Example - "I am a Roman citizen..Here,in your capital, do I defy you. Have I not conquered your armies, fired your towns, and dragged your generals at my chariot wheels, since first my youthful arms could wield a spear? And do you think to see me crouch and cower before a tamed and shattered senate? The tearing of flesh and rending of sinews is but pastime compared with the mental agony that heaves my frame."
EXCITED with joyous Expectation, the chin is thrown forward; the eyes open,and beaming with anticipation, are directed towards the desired object; the countenance and lips express earnestness; the body inclines towards the object; the hands are clasped; one foot is advanced; the movements are slow and graceful; the voice is cheerful and moderate; the forehead is unwrink-led, and the expression, not only of the countenance, but of the whole being, is pleasing.
Example - "There has fallen a splendid tear
From the passion-flower at the gate.
She is coming, my dove, my dear:
She is coming, my life, my fate;
The red rose cries, 'she is near, she is near,
The larkspur listens, 'I hear, I hear,'
And the lily whispers, 'I wait.' "
BORNE down with a feeling of Despair, the head is bowed, the chin resting upon the breast; the eyebrows are depressed; the eyes are rolled downward and express agony; the muscles of the face are convulsed and tremulous; the mouth is opened; the nostrils are expanded; the hands are tightly clasped, or wrung as if in pain; the teeth gnash; the body sways violently to and fro; the voice, if heard at all, is little better than a groan, and the breath is a succession of sighs.
Example - "O my offence is rank, it smells to heaven; It hath the primal eldest curse upon 't, A brother's murder! - Pray I cannot, Though inclination be as sharp as will; My stronger guilt defeats my strong intent; And, like a man to double business bound, I halt in pause where I shall first begin."
DISTRACTED by Fear, the head is thrown forward, especially the chin; the eyes stare wildly at the object; then turn away; the shoulders are elevated; the body shrinks and contracts; the lower limbs are relaxed and droop, with one foot thrown back; the hands are contracted, with the palms outward, in front of the breast; there is a convulsive motion of the chest, the breathing is explosive, and the voice is rapid, high and broken.
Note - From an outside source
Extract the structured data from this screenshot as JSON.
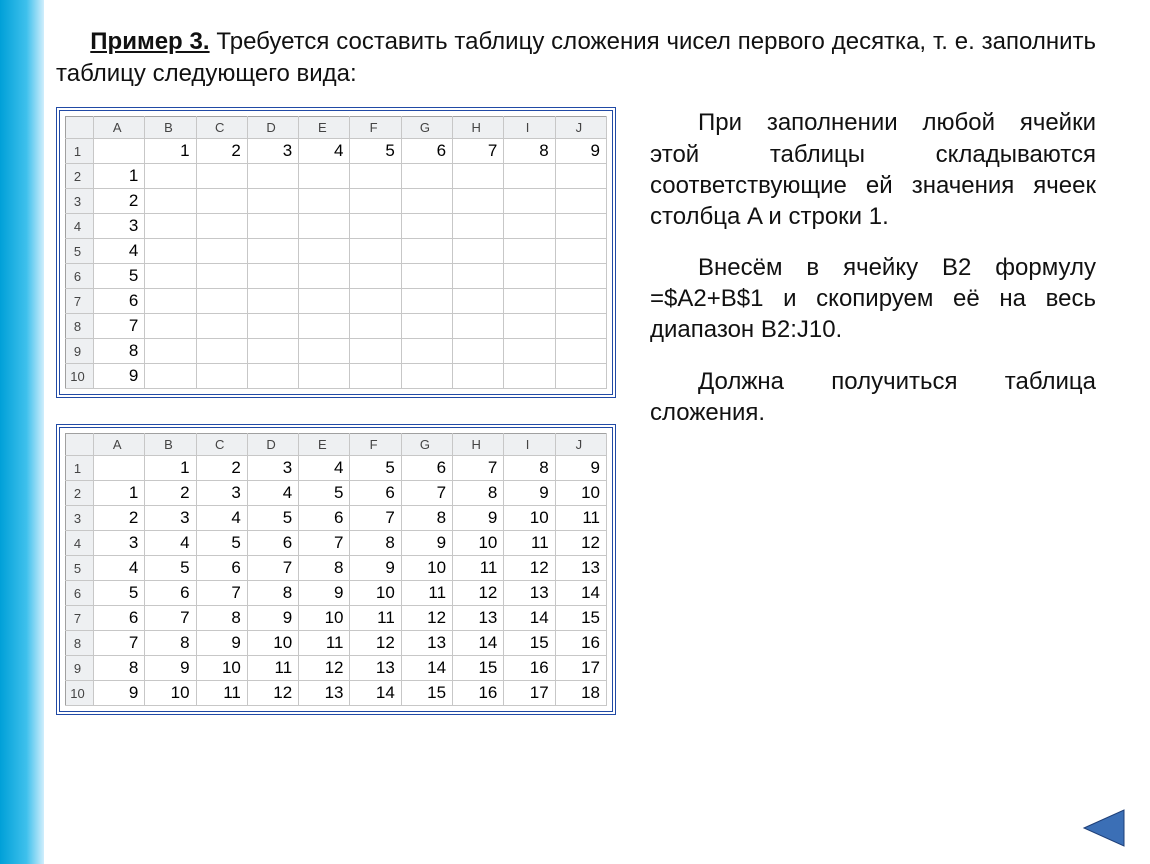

Fear causes the form and limbs to contract.
Example - "In thoughts from the visions of the night, when deep sleep falleth on men, fear came upon me, and trembling, which made all my bones to shake. Then a spirit passed before my face; the hair of my flesh stood up; it stood still, but I could not discern the form thereof; an image was before my eyes; there was silence, and I heard a voice saying, Shall mortal man be more just than God? - shall a man be more pure than his Maker?"
IN the act of Supplication, the head is held back; the eyes, lips and countenance express earnestness; the body is bent forward; the hands are either spread heavenward, are clasped, or wrung, in intense emotion; one or both knees are bent to the ground; the movements are still or restless, according to the condition of the mind, and the voice is regulated by the same influence - sometimes slow, moderately fast, low and pleading, or high and exultant with praise and thanksgiving.
Example - " 'Gilchie Manito, the mighty,'
Cried he, with his face uplifted,
O Father ! -
Give us food, or we must perish;
Give me food for Minnehaha!
For my dying Minnehaha!' "